In 2004, U2 became one of the first rock bands ever to launch a new record via TV commercial as their then-new single “Vertigo” also introduced the iPod “U2 Special Edition.” In recent days, the band and Apple have taken their relationship to another level, joining forces to provide free, automatic downloads of U2’s long-time-coming Songs of Innocence LP to iTunes subscribers. And, reporter Catherine Mayer/Cupertino writes in the September 29th issue of Time, there is a method to this seeming madness.

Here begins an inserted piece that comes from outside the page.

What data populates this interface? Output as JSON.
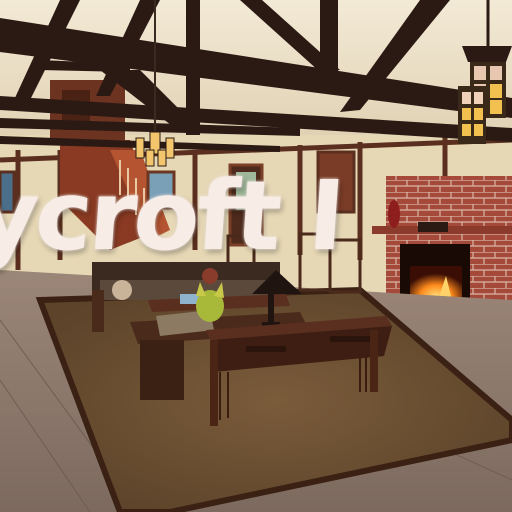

Of course, U2 is far from original in giving their music away. Prince, Radiohead and others have already tread that once hallowed ground. Yet, no one has ever taken this approach so grandly and boldly with more money paid in advance and more potential future rewards hanging in the balance. Consider the following: In 2013, music industry revenue continued its 13-year slide to its lowest levels since 1985, a time where newly minted CDs began nudging vinyl records for supremacy. And, in an era and to a generation where “free” music is the expectation (via pirating, YouTube, etc.) thia alarming sales trend is only expected to continue. Simultaneously, concert revenue is rising; and the numbers are staggering. In fact, U2 stands at the top of the list of the highest-grossing concert tours of all time: $772 million over 110 shows for 2009-11, with an elbow-to-elbow 66,110 attending each concert.
No one is confirming how much Apple is paying U2 for this and future collaborations but it is rumored that the digital giant pledged more than $100 million to market Songs alone. Why does it make sense? For U2 (or any band today) music drives concert ticket sales. For U2 and Apple, the promotion of the first single “Miracle” has caused a major spike in the band’s 30-year catalogue, with music from days past leading download sales charts across the world. An acoustic version of Songs of Innocence is also coming soon while a companion album, Songs of Experience, is also in the works.
But, perhaps most interesting are reported plans for U2 and Apple to create, as Bono describes it in the Time piece, “an audiovisual interactive format for music that can’t be pirated and will bring back album artwork in the most powerful way, where you can play with the lyrics and get behind the songs when you’re sitting on the subway with your iPad or on these big flat screens. You can see photography like you’ve never see it before.” Perhaps it will mark a turning point for positioning music once again as a valuable experience rather than entitled commodity. It appears Bono and U2 are headed that way with Apple – hopefully with rather than without you.